*Given records*
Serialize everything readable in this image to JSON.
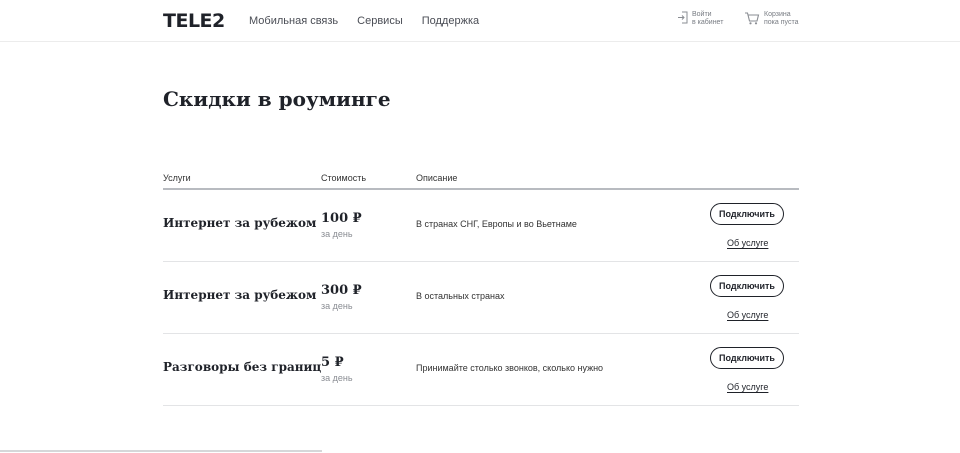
{
  "header": {
    "logo": "TELE2",
    "nav": [
      "Мобильная связь",
      "Сервисы",
      "Поддержка"
    ],
    "login": {
      "line1": "Войти",
      "line2": "в кабинет",
      "icon": "login-icon"
    },
    "cart": {
      "line1": "Корзина",
      "line2": "пока пуста",
      "icon": "cart-icon"
    }
  },
  "page": {
    "title": "Скидки в роуминге"
  },
  "table": {
    "headers": {
      "service": "Услуги",
      "cost": "Стоимость",
      "description": "Описание"
    },
    "rows": [
      {
        "service": "Интернет за рубежом",
        "price": "100 ₽",
        "period": "за день",
        "description": "В странах СНГ, Европы и во Вьетнаме",
        "button": "Подключить",
        "link": "Об услуге"
      },
      {
        "service": "Интернет за рубежом",
        "price": "300 ₽",
        "period": "за день",
        "description": "В остальных странах",
        "button": "Подключить",
        "link": "Об услуге"
      },
      {
        "service": "Разговоры без границ",
        "price": "5 ₽",
        "period": "за день",
        "description": "Принимайте столько звонков, сколько нужно",
        "button": "Подключить",
        "link": "Об услуге"
      }
    ]
  }
}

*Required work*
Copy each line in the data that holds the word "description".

*Your solution*
      "description": "Описание"
        "description": "В странах СНГ, Европы и во Вьетнаме",
        "description": "В остальных странах",
        "description": "Принимайте столько звонков, сколько нужно",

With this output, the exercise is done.